Return the records in full, exactly as given.

- Web page and app entries:
"""

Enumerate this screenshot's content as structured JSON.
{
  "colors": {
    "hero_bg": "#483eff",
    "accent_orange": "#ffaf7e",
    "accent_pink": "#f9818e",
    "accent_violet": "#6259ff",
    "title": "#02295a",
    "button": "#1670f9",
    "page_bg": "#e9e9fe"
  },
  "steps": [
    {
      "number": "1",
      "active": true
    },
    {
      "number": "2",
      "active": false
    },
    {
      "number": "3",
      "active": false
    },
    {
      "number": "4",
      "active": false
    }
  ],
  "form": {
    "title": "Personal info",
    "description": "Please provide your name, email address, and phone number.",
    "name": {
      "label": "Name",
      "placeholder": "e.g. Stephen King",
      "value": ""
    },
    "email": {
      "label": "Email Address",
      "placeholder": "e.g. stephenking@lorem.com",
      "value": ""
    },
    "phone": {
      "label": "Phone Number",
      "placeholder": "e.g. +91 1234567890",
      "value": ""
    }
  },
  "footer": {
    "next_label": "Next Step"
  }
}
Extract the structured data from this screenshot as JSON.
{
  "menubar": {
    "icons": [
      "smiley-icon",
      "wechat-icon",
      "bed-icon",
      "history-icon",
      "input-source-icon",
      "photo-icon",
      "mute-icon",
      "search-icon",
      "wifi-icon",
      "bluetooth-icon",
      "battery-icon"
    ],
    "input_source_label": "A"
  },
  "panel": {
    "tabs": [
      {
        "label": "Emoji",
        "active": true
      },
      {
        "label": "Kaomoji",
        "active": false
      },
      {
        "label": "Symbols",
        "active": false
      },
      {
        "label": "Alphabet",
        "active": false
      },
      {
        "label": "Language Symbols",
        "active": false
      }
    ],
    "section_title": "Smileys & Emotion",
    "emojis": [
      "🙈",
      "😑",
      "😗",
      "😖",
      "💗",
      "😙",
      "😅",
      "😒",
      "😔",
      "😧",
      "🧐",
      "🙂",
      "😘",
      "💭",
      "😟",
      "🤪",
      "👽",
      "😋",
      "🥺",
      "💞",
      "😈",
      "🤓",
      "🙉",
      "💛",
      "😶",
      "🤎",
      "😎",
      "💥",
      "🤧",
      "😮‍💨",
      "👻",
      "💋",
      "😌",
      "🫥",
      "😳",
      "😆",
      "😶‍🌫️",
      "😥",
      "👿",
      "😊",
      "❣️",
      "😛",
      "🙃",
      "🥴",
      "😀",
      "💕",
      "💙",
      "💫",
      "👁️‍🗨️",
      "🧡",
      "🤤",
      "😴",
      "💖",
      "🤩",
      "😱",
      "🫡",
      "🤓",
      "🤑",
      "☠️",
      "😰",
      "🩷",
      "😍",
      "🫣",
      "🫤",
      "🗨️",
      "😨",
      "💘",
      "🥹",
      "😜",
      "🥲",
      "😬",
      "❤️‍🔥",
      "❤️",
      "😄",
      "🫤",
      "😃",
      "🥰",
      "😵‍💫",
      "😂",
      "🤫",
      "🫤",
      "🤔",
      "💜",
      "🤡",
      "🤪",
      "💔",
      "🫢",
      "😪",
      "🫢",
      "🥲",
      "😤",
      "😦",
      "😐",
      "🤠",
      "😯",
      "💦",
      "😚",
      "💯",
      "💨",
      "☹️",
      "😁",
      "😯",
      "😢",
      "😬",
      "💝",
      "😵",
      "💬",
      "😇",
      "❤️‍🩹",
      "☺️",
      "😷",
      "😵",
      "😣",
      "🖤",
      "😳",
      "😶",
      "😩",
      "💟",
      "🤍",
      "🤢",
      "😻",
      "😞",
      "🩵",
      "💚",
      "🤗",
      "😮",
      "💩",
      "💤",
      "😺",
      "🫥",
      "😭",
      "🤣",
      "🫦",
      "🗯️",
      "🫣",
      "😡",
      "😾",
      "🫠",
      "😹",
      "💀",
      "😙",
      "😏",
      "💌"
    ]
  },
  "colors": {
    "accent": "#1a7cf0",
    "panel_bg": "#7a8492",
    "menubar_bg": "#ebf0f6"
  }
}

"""

- RESULT:
Enumerate this screenshot's content as structured JSON.
{
  "colors": {
    "hero_bg": "#483eff",
    "accent_orange": "#ffaf7e",
    "accent_pink": "#f9818e",
    "accent_violet": "#6259ff",
    "title": "#02295a",
    "button": "#1670f9",
    "page_bg": "#e9e9fe"
  },
  "steps": [
    {
      "number": "1",
      "active": true
    },
    {
      "number": "2",
      "active": false
    },
    {
      "number": "3",
      "active": false
    },
    {
      "number": "4",
      "active": false
    }
  ],
  "form": {
    "title": "Personal info",
    "description": "Please provide your name, email address, and phone number.",
    "name": {
      "label": "Name",
      "placeholder": "e.g. Stephen King",
      "value": ""
    },
    "email": {
      "label": "Email Address",
      "placeholder": "e.g. stephenking@lorem.com",
      "value": ""
    },
    "phone": {
      "label": "Phone Number",
      "placeholder": "e.g. +91 1234567890",
      "value": ""
    }
  },
  "footer": {
    "next_label": "Next Step"
  }
}
Extract the structured data from this screenshot as JSON.
{
  "menubar": {
    "icons": [
      "smiley-icon",
      "wechat-icon",
      "bed-icon",
      "history-icon",
      "input-source-icon",
      "photo-icon",
      "mute-icon",
      "search-icon",
      "wifi-icon",
      "bluetooth-icon",
      "battery-icon"
    ],
    "input_source_label": "A"
  },
  "panel": {
    "tabs": [
      {
        "label": "Emoji",
        "active": true
      },
      {
        "label": "Kaomoji",
        "active": false
      },
      {
        "label": "Symbols",
        "active": false
      },
      {
        "label": "Alphabet",
        "active": false
      },
      {
        "label": "Language Symbols",
        "active": false
      }
    ],
    "section_title": "Smileys & Emotion",
    "emojis": [
      "🙈",
      "😑",
      "😗",
      "😖",
      "💗",
      "😙",
      "😅",
      "😒",
      "😔",
      "😧",
      "🧐",
      "🙂",
      "😘",
      "💭",
      "😟",
      "🤪",
      "👽",
      "😋",
      "🥺",
      "💞",
      "😈",
      "🤓",
      "🙉",
      "💛",
      "😶",
      "🤎",
      "😎",
      "💥",
      "🤧",
      "😮‍💨",
      "👻",
      "💋",
      "😌",
      "🫥",
      "😳",
      "😆",
      "😶‍🌫️",
      "😥",
      "👿",
      "😊",
      "❣️",
      "😛",
      "🙃",
      "🥴",
      "😀",
      "💕",
      "💙",
      "💫",
      "👁️‍🗨️",
      "🧡",
      "🤤",
      "😴",
      "💖",
      "🤩",
      "😱",
      "🫡",
      "🤓",
      "🤑",
      "☠️",
      "😰",
      "🩷",
      "😍",
      "🫣",
      "🫤",
      "🗨️",
      "😨",
      "💘",
      "🥹",
      "😜",
      "🥲",
      "😬",
      "❤️‍🔥",
      "❤️",
      "😄",
      "🫤",
      "😃",
      "🥰",
      "😵‍💫",
      "😂",
      "🤫",
      "🫤",
      "🤔",
      "💜",
      "🤡",
      "🤪",
      "💔",
      "🫢",
      "😪",
      "🫢",
      "🥲",
      "😤",
      "😦",
      "😐",
      "🤠",
      "😯",
      "💦",
      "😚",
      "💯",
      "💨",
      "☹️",
      "😁",
      "😯",
      "😢",
      "😬",
      "💝",
      "😵",
      "💬",
      "😇",
      "❤️‍🩹",
      "☺️",
      "😷",
      "😵",
      "😣",
      "🖤",
      "😳",
      "😶",
      "😩",
      "💟",
      "🤍",
      "🤢",
      "😻",
      "😞",
      "🩵",
      "💚",
      "🤗",
      "😮",
      "💩",
      "💤",
      "😺",
      "🫥",
      "😭",
      "🤣",
      "🫦",
      "🗯️",
      "🫣",
      "😡",
      "😾",
      "🫠",
      "😹",
      "💀",
      "😙",
      "😏",
      "💌"
    ]
  },
  "colors": {
    "accent": "#1a7cf0",
    "panel_bg": "#7a8492",
    "menubar_bg": "#ebf0f6"
  }
}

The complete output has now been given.